* PROBLEM *
All entries are to be printed again exactly, with their images omitted.

Dataset rows describing interfaces:
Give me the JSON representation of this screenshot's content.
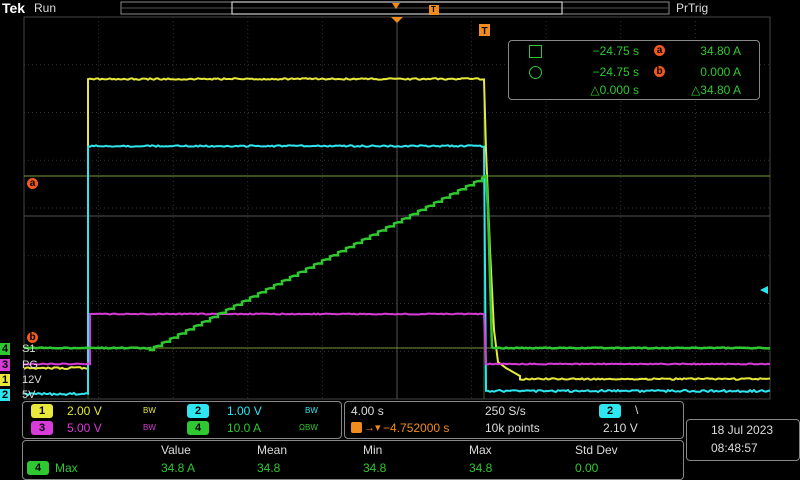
{
  "header": {
    "brand": "Tek",
    "state": "Run",
    "trigger_status": "PrTrig",
    "trigger_marker": "T"
  },
  "cursor_readout": {
    "row1": {
      "time": "−24.75 s",
      "cursor": "a",
      "value": "34.80 A"
    },
    "row2": {
      "time": "−24.75 s",
      "cursor": "b",
      "value": "0.000 A"
    },
    "delta_time": "△0.000 s",
    "delta_value": "△34.80 A"
  },
  "cursors": {
    "a": "a",
    "b": "b"
  },
  "channels": [
    {
      "num": "1",
      "label": "12V",
      "scale": "2.00 V",
      "bw": "BW",
      "color": "#e8e83c"
    },
    {
      "num": "2",
      "label": "5V",
      "scale": "1.00 V",
      "bw": "BW",
      "color": "#2ee6f0"
    },
    {
      "num": "3",
      "label": "PG",
      "scale": "5.00 V",
      "bw": "BW",
      "color": "#d83cd8"
    },
    {
      "num": "4",
      "label": "S1",
      "scale": "10.0 A",
      "bw": "ΩBW",
      "color": "#30c830"
    }
  ],
  "horizontal": {
    "timebase": "4.00 s",
    "sample_rate": "250 S/s",
    "trigger_offset": "−4.752000 s",
    "record_length": "10k points",
    "trigger_source": "2",
    "trigger_slope": "\\",
    "trigger_level": "2.10 V"
  },
  "datetime": {
    "date": "18 Jul  2023",
    "time": "08:48:57"
  },
  "measurements": {
    "headers": [
      "Value",
      "Mean",
      "Min",
      "Max",
      "Std Dev"
    ],
    "row": {
      "channel": "4",
      "name": "Max",
      "value": "34.8 A",
      "mean": "34.8",
      "min": "34.8",
      "max": "34.8",
      "std": "0.00"
    }
  }
}
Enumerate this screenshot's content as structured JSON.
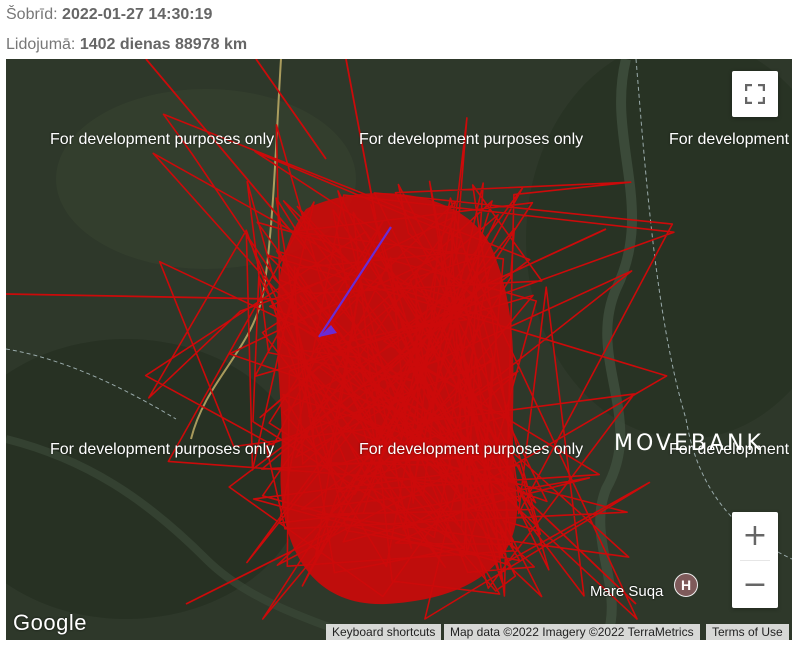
{
  "header": {
    "now_label": "Šobrīd:",
    "now_value": "2022-01-27 14:30:19",
    "flight_label": "Lidojumā:",
    "flight_value": "1402 dienas 88978 km"
  },
  "map": {
    "watermarks": [
      "For development purposes only",
      "For development purposes only",
      "For development purposes only",
      "For development purposes only",
      "For development purposes only",
      "For development purposes only"
    ],
    "brand_overlay": "MOVEBANK",
    "place_label": "Mare Suqa",
    "place_pin_letter": "H",
    "google_logo": "Google",
    "zoom_in_label": "+",
    "zoom_out_label": "−",
    "attribution": {
      "shortcuts": "Keyboard shortcuts",
      "map_data": "Map data ©2022 Imagery ©2022 TerraMetrics",
      "terms": "Terms of Use"
    },
    "colors": {
      "track": "#cc0a0a",
      "current_track": "#6a2bd6",
      "terrain": "#2f3a2b"
    }
  }
}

* ANSWER AREA *
Give me the JSON representation of this screenshot's content.
{
  "header": {
    "brand": "Tek",
    "state": "Run",
    "trigger_status": "PrTrig",
    "trigger_marker": "T"
  },
  "cursor_readout": {
    "row1": {
      "time": "−24.75 s",
      "cursor": "a",
      "value": "34.80 A"
    },
    "row2": {
      "time": "−24.75 s",
      "cursor": "b",
      "value": "0.000 A"
    },
    "delta_time": "△0.000 s",
    "delta_value": "△34.80 A"
  },
  "cursors": {
    "a": "a",
    "b": "b"
  },
  "channels": [
    {
      "num": "1",
      "label": "12V",
      "scale": "2.00 V",
      "bw": "BW",
      "color": "#e8e83c"
    },
    {
      "num": "2",
      "label": "5V",
      "scale": "1.00 V",
      "bw": "BW",
      "color": "#2ee6f0"
    },
    {
      "num": "3",
      "label": "PG",
      "scale": "5.00 V",
      "bw": "BW",
      "color": "#d83cd8"
    },
    {
      "num": "4",
      "label": "S1",
      "scale": "10.0 A",
      "bw": "ΩBW",
      "color": "#30c830"
    }
  ],
  "horizontal": {
    "timebase": "4.00 s",
    "sample_rate": "250 S/s",
    "trigger_offset": "−4.752000 s",
    "record_length": "10k points",
    "trigger_source": "2",
    "trigger_slope": "\\",
    "trigger_level": "2.10 V"
  },
  "datetime": {
    "date": "18 Jul  2023",
    "time": "08:48:57"
  },
  "measurements": {
    "headers": [
      "Value",
      "Mean",
      "Min",
      "Max",
      "Std Dev"
    ],
    "row": {
      "channel": "4",
      "name": "Max",
      "value": "34.8 A",
      "mean": "34.8",
      "min": "34.8",
      "max": "34.8",
      "std": "0.00"
    }
  }
}
Enumerate this screenshot's content as structured JSON.
{
  "header": {
    "now_label": "Šobrīd:",
    "now_value": "2022-01-27 14:30:19",
    "flight_label": "Lidojumā:",
    "flight_value": "1402 dienas 88978 km"
  },
  "map": {
    "watermarks": [
      "For development purposes only",
      "For development purposes only",
      "For development purposes only",
      "For development purposes only",
      "For development purposes only",
      "For development purposes only"
    ],
    "brand_overlay": "MOVEBANK",
    "place_label": "Mare Suqa",
    "place_pin_letter": "H",
    "google_logo": "Google",
    "zoom_in_label": "+",
    "zoom_out_label": "−",
    "attribution": {
      "shortcuts": "Keyboard shortcuts",
      "map_data": "Map data ©2022 Imagery ©2022 TerraMetrics",
      "terms": "Terms of Use"
    },
    "colors": {
      "track": "#cc0a0a",
      "current_track": "#6a2bd6",
      "terrain": "#2f3a2b"
    }
  }
}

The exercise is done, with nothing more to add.